Brown and Levinson's (1978 ) politeness theory has frequently been criticized (e. g., by Culpeper 1996, 2005; Eelen 2001; Bousfield 2006) on the grounds of its apparent failure to account for impoliteness. The primary purpose of this article is to explore whether impoliteness can indeed be accommodated within their model. The article examines a corpus of naturally-occurring spoken French where speakers, on the whole, share a rapport challenge orientation (Spencer-Oatey 2000) towards each other. It explores how speakers exploit ambivalence inherent in authentic spoken discourse as a face protective device largely aimed at protecting their own face against not only potential threats from their addressee but from ratified auditors.
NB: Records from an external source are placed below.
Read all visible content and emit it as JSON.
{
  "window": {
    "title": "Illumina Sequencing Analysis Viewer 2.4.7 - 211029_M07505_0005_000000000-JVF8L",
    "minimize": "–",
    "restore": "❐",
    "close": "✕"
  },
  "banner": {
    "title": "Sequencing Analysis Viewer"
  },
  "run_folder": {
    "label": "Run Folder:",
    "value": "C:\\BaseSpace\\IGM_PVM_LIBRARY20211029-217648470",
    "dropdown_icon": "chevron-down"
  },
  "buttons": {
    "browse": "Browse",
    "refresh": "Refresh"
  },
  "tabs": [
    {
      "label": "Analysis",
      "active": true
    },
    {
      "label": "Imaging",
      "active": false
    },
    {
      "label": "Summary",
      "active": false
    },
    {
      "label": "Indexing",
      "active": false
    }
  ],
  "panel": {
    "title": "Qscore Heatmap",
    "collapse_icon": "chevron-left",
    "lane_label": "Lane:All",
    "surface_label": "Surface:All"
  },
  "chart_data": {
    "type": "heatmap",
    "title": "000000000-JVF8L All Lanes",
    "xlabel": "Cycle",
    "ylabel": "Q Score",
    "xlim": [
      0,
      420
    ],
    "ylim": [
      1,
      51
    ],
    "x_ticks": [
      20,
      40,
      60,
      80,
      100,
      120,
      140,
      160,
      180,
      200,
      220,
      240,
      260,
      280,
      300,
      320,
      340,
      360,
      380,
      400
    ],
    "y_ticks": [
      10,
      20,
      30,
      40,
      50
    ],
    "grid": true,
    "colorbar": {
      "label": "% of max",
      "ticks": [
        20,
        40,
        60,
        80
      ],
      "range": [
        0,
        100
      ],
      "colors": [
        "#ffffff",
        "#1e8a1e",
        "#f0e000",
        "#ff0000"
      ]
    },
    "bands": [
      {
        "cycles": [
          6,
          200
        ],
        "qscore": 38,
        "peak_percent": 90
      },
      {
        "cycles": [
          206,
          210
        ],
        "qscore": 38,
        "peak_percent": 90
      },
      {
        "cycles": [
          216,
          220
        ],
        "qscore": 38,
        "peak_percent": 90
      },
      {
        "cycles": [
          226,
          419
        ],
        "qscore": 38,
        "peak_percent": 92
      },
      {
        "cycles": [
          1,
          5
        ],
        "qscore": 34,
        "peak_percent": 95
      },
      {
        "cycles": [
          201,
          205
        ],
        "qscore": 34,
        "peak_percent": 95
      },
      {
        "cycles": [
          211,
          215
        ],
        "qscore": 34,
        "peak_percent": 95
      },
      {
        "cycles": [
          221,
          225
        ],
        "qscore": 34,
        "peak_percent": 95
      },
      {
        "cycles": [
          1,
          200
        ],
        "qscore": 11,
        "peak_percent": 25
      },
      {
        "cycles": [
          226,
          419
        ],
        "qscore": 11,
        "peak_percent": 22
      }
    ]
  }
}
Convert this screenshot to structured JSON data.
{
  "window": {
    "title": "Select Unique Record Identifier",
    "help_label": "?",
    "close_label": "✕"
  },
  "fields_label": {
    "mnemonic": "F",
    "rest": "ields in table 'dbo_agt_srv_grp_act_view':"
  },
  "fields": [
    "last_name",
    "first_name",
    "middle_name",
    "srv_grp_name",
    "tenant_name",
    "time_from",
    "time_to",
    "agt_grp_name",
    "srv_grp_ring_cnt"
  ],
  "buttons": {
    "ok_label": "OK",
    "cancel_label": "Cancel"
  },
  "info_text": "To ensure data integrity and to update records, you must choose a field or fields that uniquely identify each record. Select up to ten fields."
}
I supplement their frame with Goffman's (1981) and Linell's (1994) views on footing and alignment and with Chilton's (2004) views on the strategic use of language in interaction to show that face protection may be part of a strategy to coerce, de-legitimize and ensure that one's own representation of a situation prevails; an approach that may, in the subjective judgement of the addressee or others present, be deemed to be impolite. I argue that where face-protective strategies are involved in interaction, Brown and Levinson's model can provide a useful framework within which to consider impoliteness.
© Walter de Gruyter